In a report by the Adam Smith Institute (ASI) entitled ““Lackademia: Why do academics lean Left?” new findings have found an overrepresentation in academia of individuals with left-wing and liberal views.
The report, written by Noah Carl, details the significant left-liberal skew in British academia with there being a great difference in the political leaning of the academics and the British public. It claims 8 out of 10 UK academics are left-wing or liberal.
The report refers to a Times Higher Education (THE) online poll in which academics were asked whom they intended to vote for in the general election: among academics, support for Labour was 46 per cent and support for the Conservatives was 11 per cent.
At least 50 per cent of the general public voted for right- wing or conservative parties in 2015, which is starkly different to the academics.
In June of 2016, the THE ran another online poll, which asked academics how they planned to vote in the upcoming EU referendum: 89 per cent of respondents said they planned to vote Remain, while only 10 per cent said they planned to vote Leave.
In the referendum itself, 52 per cent of voters opted for the more conservative 5 position, this highlighting the stark underrepresentation of academics with conservative views.
The report highlight the repercussions of this ideological homogeny in academia. The most obvious being the constraints on freedom of speech, which could stem from ideas customarily going unchallenged and systematic biases in scholarship.
Noah Carl states that this issue affects: “the social sciences, the humanities and the arts in particular, where right wing lecturers are scarce.”

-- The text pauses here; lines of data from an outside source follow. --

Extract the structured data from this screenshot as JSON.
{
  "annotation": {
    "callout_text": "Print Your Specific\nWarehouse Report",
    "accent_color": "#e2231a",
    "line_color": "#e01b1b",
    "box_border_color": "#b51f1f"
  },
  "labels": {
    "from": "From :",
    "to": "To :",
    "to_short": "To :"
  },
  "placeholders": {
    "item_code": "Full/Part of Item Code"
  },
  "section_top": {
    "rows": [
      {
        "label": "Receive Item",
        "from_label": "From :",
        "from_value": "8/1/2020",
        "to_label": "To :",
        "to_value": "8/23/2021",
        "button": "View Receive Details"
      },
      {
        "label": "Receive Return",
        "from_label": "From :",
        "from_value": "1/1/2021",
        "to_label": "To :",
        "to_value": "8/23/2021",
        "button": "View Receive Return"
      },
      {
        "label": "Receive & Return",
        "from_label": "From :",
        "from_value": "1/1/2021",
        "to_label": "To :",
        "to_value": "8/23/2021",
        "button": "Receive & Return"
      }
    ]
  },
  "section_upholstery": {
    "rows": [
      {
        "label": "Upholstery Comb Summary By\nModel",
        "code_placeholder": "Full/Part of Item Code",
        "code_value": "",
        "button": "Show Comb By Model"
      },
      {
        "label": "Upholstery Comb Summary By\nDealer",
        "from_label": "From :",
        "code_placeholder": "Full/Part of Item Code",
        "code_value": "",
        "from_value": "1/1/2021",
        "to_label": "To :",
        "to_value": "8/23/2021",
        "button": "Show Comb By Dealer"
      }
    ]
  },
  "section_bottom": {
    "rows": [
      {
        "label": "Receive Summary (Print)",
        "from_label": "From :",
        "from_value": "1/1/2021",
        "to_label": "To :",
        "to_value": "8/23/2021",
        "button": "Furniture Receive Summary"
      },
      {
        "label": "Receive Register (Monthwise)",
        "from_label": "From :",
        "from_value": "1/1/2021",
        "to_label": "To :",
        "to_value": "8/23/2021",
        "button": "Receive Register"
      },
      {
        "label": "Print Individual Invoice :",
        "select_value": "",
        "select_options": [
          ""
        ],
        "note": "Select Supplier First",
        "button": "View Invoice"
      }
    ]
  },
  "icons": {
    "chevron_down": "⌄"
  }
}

This left-liberal skew clearly seen in seminars and places of discussion at universities. One such example of this is a lecturer at Sussex University who organised a workshop aimed at staff on how to “deal with right-wing attitudes in the classroom”.
Noah Carl states that this is a overrepresentation of left-liberal views in British academia is a trend that has increased since the 1960s. He also placed this issue of a lack of political diversity in the same light as the lack of diversity in gender, race and sexuality.
The report refers to a number of reasons as to why this imbalance has occurred, one of which is “openness to experience” as individuals who are more open to experience have a tendency to pursuit intellectually stimulating careers such as academia.
However, the report has been criticised heavily. In an article written by John Morgan in Times Higher Education, Morgan states that: “Carl’s wafer-thin report looks like an attempt to import a US-style campus culture war into the UK. I would expect plenty more such attempts in the coming months and years.”